'''

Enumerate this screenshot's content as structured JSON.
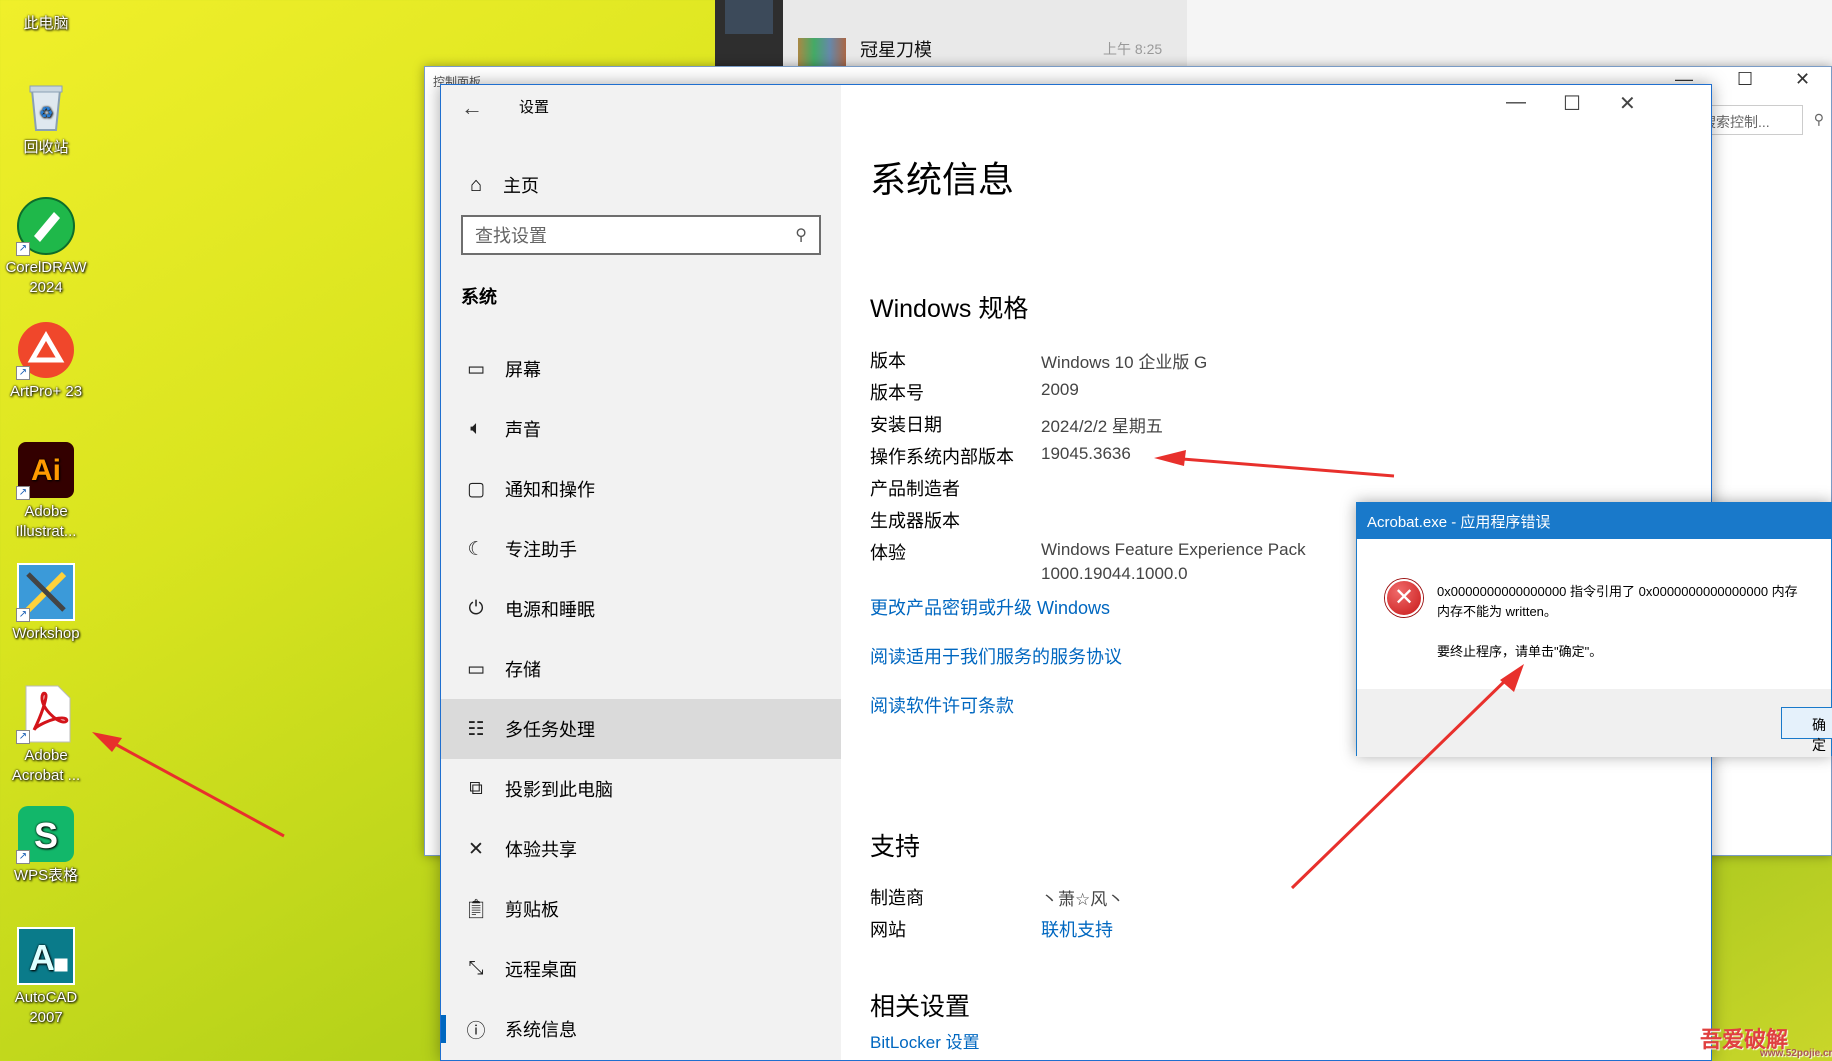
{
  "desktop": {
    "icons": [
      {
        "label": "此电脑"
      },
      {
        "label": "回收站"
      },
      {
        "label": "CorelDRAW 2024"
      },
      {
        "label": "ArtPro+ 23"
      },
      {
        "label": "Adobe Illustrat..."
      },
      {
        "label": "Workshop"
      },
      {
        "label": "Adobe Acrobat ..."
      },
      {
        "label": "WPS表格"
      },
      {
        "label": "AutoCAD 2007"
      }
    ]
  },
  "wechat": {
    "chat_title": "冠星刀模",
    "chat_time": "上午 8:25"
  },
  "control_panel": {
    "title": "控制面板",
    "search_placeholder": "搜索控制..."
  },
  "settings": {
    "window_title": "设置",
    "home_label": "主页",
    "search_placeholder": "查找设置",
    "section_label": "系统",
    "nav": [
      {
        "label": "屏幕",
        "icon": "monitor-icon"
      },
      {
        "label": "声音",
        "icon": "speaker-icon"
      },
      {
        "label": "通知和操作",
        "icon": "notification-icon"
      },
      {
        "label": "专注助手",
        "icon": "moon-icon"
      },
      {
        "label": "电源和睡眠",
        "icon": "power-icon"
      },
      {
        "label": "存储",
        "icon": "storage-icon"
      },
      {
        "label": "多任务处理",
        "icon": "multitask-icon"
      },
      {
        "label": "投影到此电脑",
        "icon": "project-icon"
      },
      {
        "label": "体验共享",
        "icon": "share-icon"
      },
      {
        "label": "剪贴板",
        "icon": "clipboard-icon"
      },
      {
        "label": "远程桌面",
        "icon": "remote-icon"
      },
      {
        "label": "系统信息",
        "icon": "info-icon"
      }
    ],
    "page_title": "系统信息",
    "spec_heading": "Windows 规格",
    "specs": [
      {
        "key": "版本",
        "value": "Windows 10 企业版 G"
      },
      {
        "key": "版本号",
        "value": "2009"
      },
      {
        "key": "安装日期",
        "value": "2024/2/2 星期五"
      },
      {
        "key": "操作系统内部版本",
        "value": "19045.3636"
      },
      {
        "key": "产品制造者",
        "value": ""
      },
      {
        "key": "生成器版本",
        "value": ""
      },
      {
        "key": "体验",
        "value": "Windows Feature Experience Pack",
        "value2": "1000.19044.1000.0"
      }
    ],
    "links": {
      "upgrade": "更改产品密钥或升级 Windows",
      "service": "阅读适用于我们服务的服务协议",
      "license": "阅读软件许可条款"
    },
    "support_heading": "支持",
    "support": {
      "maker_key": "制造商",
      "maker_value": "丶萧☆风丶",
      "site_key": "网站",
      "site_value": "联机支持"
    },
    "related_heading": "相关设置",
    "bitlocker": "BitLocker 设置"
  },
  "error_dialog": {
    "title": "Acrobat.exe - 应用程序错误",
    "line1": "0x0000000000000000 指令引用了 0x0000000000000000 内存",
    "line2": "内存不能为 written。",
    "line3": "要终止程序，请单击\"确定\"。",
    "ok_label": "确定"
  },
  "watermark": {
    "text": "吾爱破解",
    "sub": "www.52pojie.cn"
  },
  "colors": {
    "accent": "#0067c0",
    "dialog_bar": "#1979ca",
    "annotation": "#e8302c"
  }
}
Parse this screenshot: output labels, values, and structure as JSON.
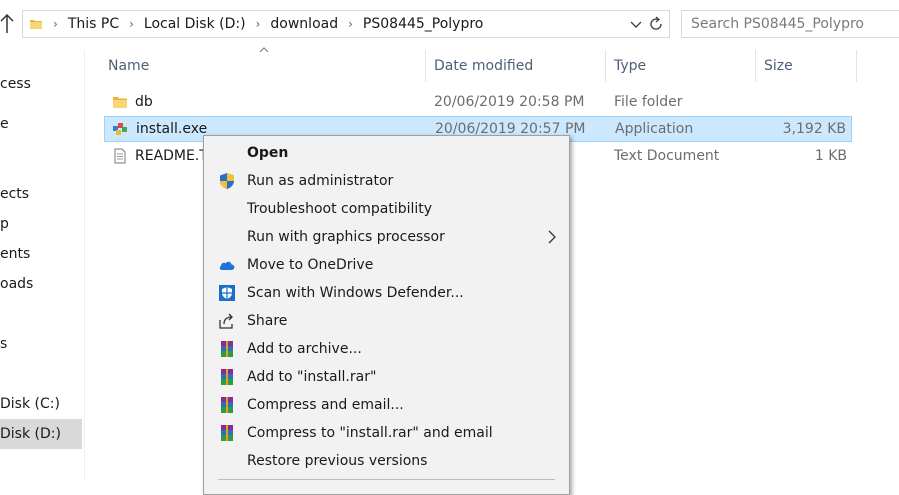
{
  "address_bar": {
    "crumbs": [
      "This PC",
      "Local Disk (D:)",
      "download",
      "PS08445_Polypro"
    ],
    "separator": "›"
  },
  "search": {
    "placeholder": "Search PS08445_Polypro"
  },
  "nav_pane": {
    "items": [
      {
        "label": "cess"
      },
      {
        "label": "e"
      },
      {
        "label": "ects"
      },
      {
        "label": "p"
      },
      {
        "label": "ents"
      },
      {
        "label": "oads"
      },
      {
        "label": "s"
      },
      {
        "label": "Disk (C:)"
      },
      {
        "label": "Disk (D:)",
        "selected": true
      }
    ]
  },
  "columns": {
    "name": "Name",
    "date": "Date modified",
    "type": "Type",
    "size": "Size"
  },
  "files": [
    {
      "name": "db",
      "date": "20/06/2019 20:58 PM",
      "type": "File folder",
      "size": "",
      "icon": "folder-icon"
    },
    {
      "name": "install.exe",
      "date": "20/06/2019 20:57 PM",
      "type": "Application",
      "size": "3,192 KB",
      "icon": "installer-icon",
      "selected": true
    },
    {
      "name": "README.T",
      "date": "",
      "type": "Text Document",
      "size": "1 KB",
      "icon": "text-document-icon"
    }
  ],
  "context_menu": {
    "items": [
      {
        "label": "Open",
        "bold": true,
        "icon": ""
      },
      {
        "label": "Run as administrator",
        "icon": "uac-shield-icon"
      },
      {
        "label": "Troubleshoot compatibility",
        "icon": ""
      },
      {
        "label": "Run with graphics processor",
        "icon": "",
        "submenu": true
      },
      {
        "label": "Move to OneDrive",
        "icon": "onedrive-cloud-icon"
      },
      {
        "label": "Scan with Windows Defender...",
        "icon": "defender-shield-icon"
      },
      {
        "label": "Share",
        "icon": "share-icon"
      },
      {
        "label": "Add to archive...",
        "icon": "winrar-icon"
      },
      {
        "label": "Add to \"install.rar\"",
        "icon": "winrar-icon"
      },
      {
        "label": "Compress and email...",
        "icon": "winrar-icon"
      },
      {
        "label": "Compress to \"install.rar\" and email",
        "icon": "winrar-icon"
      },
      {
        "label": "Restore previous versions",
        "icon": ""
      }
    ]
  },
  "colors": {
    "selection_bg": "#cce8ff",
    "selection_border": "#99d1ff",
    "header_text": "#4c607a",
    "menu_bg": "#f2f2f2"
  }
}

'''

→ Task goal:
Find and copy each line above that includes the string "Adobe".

→ Completed exercise:
        "label": "Adobe Illustrat..."
        "label": "Adobe Acrobat ..."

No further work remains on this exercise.